The R-14 extended range and accuracy of its predecessors -- the R-11 and R-12 -- which both also used storable propellants. The rocket was developed at OKB-586 in Dnepropetrovsk, in present-day Ukraine, under direction of Chief Designer Mikhail Yangel.
The R-14 was under testing in Kapustin Yar from June 1960 to February 1961 and it was officially adopted in armaments on April 24, 1961.
In 1962, t he first R-14 missiles, aimed at the Western Europe were deployed in the Soviet republics of Latvia and Ukraine.
In 1962, as a result of the Soviet decision to deploy missiles on the island of Cuba, the R-14, along with the R-12 missile, became a source of nuclear standoff between the USSR and the US, known as Cuban missile crisis. Unlike the R-12, which had been deployed on the island, the R-14 missiles were en-route to Cuba by the time the confrontation was resolved at the very brink of a nuclear war.
The R-14 missile became a base for a two-stage space launcher, known as Kosmos-3.
R-14 rocket tech dossier:
R-14 development cooperation:
The launch of the R-14 (8K65) ballistic missile. Credit: KB Yuzhnoe

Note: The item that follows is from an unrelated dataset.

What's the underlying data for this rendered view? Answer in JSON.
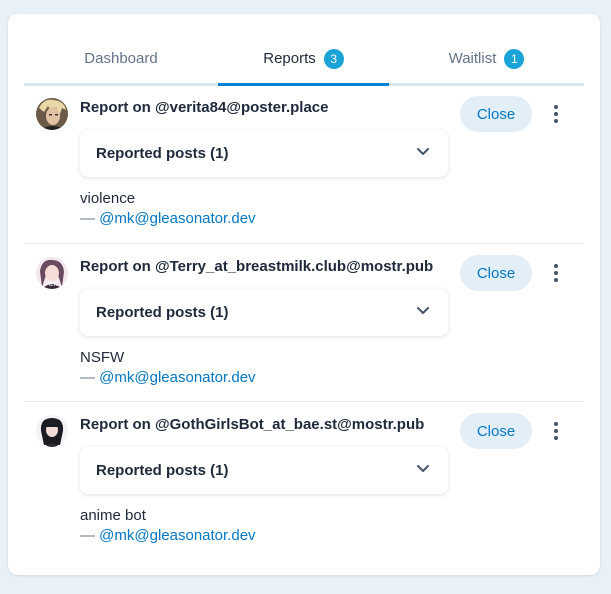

The R-14 missiles (four vehicles in the foreground) during a parade at Moscow's Red Square circa 1965. Credit: KB Yuzhnoe